McCullough: In This Market, Timing Matters

If you can manifest the change you want to see on Wall Street into your risk management style, I think you can win. Like it or not, timing markets matters. So take ownership in your investment process. Manage risk proactively.

After a massive 2-week melt-up across Global Equities, last week ended on a "stinky stagflation" note. By the time it was all said and done, commodity inflation was up a lot more than US stock market inflation. That’s not good.

Reviewing the week-over-week moves, here’s what happened last week:

  • The US dollar index went up 1.1 percent to $75.18
  • The euro/dollar trade went down 2.1 percent to $1.42
  • The CRB Commodities Index climbed 2.1 percent to 343
  • West Texas Crude Oil rose 1.2 percent to $96.20
  • Gold was up 4 percent to $1,541
  • Copper jumped 2.6 percent to $4.41
  • The S&P 500 inched up 0.3 percent to 1,343
  • Two-year Treasury yields sunk 17 percent to 0.39%
  • Ten-year Treasury yields also declined, 5 percent to 3.03%
  • The 10-year/2-year yield spread tightened 7 basis points

What does all of this mean? Timing markets gets a lot harder when you can’t bank on the Fed bailing you out with another "dollar devaluation" policy. Got an imminent catalyst for another round of quantative easing (i.e. QE3)? We don’t.

With a heightening probability of a debt ceiling debate compromise by late July and QE2 having already ended in June, our macro call here at Hedgeye since April has been for a strengthening US dollar (long UUP ) and weakening euro (short FXE ).

We’ll see if this holds, but the odds are that as Italy’s Silvio Berlusconi shifts his focus from hot-tubing to going after the “speculators,” the euro should be under duress inasmuch as the US dollar searches for Waldo. Remember, timing matters – and to get the US dollar right, you need to get the euro right.

In terms of positioning for the intermediate-term trend, I think deflating inflation and a strong US dollar is constructive for American, Chinese, and German stocks, from a price. But you have to be patient.
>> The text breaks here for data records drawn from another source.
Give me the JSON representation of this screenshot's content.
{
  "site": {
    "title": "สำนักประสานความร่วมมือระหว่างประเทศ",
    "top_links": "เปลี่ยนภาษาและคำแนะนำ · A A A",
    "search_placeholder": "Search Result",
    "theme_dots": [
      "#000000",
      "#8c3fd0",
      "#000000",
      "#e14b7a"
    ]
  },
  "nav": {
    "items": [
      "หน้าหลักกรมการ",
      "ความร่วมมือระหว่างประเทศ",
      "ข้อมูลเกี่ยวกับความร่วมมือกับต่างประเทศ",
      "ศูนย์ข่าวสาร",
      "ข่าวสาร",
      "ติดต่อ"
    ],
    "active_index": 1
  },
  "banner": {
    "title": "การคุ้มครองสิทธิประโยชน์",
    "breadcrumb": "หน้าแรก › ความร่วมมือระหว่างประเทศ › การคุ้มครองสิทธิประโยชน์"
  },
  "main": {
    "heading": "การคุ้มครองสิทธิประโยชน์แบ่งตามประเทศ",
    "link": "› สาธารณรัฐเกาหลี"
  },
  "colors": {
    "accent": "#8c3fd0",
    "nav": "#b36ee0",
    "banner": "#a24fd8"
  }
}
Buy-and-hold is for the birds if you have a bad entry point.

From Monday’s closing prices, here are my top 3 long ideas:

  • 1. Go long on China
  • 2. Anticipate a flattening yield curve
  • 3. Be long US healthcare
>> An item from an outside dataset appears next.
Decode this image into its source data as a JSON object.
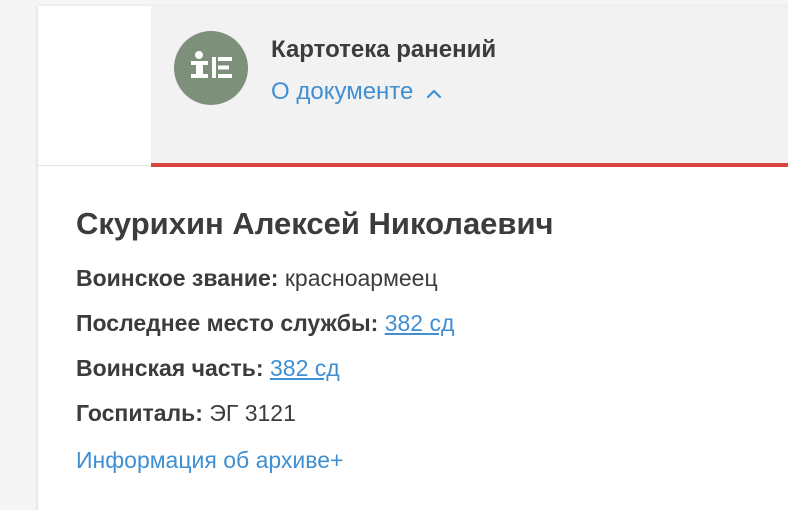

Hedgeye has had low estimates for US GDP growth for the last 6 months. We’ve expressed growth slowing by being long the compression of the US Treasury Yield Curve . We do that through FLAT . Additionally, as Global Growth Slows, I want to buy the best major growth market in the world (China) while it’s on sale via CAF . Being long Healthcare in the XLV exchange-traded fund is just defensive.

No one said timing markets is easy. But, as Oaktree’s Howard Marks appropriately reminds us, “there are times when it’s important to invest cautiously, and there are times when it’s important to invest aggressively.” Now is the time to wait, watch, and pick your spots.
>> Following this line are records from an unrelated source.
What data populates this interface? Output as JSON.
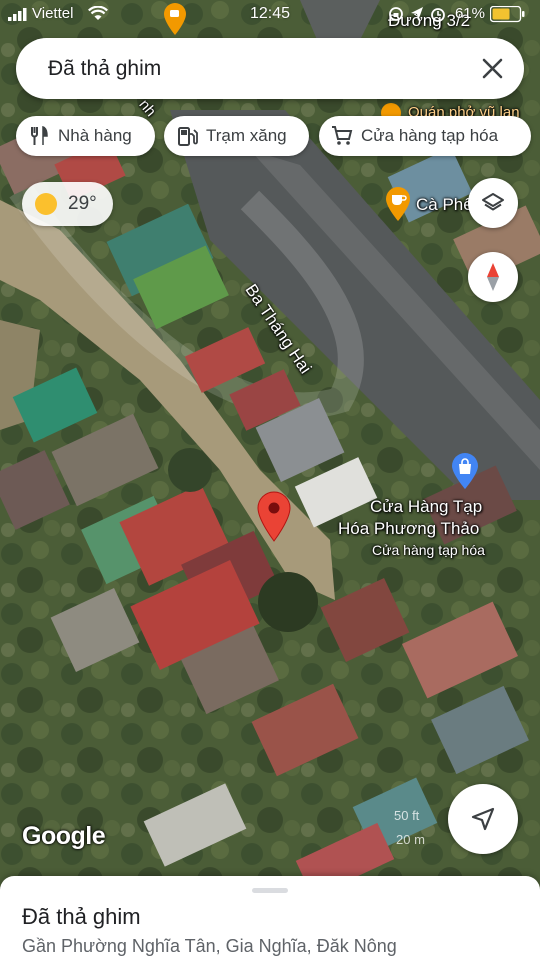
{
  "status_bar": {
    "carrier": "Viettel",
    "time": "12:45",
    "battery": "61%"
  },
  "search": {
    "query": "Đã thả ghim"
  },
  "chips": [
    {
      "label": "Nhà hàng",
      "icon": "restaurant-icon"
    },
    {
      "label": "Trạm xăng",
      "icon": "gas-station-icon"
    },
    {
      "label": "Cửa hàng tạp hóa",
      "icon": "shopping-cart-icon"
    }
  ],
  "weather": {
    "temperature": "29°",
    "icon": "sun-icon"
  },
  "map": {
    "street_labels": {
      "top_right": "Đường 3/2",
      "diagonal": "Ba Tháng Hai",
      "top_left": "nh"
    },
    "places": {
      "noodle_shop": "Quán phở vũ lan",
      "cafe": "Cà Phê",
      "store_name": "Cửa Hàng Tạp Hóa Phương Thảo",
      "store_line1": "Cửa Hàng Tạp",
      "store_line2": "Hóa Phương Thảo",
      "store_category": "Cửa hàng tạp hóa"
    },
    "scale": {
      "feet": "50 ft",
      "meters": "20 m"
    },
    "logo": "Google"
  },
  "controls": {
    "layers": "layers-icon",
    "compass": "compass-icon",
    "my_location": "navigation-arrow-icon"
  },
  "colors": {
    "pin_red": "#ea4335",
    "cafe_orange": "#f29900",
    "shop_blue": "#4285f4",
    "compass_red": "#ea4335"
  },
  "place_sheet": {
    "title": "Đã thả ghim",
    "address": "Gần Phường Nghĩa Tân, Gia Nghĩa, Đăk Nông"
  }
}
Prior to founding Hedgeye Risk Management, Keith built a track record as a successful hedge fund manager at the Carlyle-blue Wave Partners hedge fund, Magnetar Capital, Falconhenge Partners, and Dawson-Herman Capital Management. He is a Contributing Editor to CNBC TV, Fortune Magazine and author of Diary of a Hedge Fund Manager (Wiley 2010).